- [EXERCISE PROMPT]:
All lines holding the word "Missions" should be located in the records and copied.

Element data from apps and pages
········
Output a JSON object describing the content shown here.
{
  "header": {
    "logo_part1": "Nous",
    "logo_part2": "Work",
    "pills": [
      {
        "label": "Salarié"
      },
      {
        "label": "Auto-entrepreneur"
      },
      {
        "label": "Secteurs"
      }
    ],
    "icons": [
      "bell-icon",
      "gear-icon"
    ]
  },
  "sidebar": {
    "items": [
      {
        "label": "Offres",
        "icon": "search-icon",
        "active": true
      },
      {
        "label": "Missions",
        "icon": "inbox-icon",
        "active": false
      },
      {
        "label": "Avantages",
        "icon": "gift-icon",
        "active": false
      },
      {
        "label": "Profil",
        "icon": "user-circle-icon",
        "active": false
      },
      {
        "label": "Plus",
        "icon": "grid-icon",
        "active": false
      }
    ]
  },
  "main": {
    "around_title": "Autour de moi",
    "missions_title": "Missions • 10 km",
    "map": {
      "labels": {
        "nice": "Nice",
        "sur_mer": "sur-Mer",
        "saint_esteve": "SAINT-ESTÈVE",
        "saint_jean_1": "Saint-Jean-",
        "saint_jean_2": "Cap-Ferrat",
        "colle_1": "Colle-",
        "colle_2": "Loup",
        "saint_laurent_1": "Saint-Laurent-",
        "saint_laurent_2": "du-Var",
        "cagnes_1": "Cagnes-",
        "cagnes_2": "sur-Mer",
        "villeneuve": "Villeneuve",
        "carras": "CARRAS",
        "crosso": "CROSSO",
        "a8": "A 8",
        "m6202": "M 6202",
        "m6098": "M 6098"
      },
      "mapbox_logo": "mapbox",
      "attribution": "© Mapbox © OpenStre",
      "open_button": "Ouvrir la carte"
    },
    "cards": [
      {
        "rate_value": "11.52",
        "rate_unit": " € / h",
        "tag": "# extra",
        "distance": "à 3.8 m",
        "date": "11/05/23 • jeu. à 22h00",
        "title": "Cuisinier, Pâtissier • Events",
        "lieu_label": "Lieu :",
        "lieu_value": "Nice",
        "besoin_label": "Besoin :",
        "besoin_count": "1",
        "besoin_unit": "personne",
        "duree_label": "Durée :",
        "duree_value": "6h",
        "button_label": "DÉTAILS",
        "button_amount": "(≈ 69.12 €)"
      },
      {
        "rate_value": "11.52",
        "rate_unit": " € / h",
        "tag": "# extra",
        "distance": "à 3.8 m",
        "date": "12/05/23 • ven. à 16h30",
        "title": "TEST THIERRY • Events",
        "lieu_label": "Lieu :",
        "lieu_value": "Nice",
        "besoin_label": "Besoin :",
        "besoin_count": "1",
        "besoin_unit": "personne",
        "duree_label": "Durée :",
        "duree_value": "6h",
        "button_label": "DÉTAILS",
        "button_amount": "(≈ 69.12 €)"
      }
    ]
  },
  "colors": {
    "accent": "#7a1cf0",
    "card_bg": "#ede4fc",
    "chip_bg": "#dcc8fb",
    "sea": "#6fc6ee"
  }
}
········
- [SOLUTION FOR THIS PROBLEM]:
        "label": "Missions",
    "missions_title": "Missions • 10 km",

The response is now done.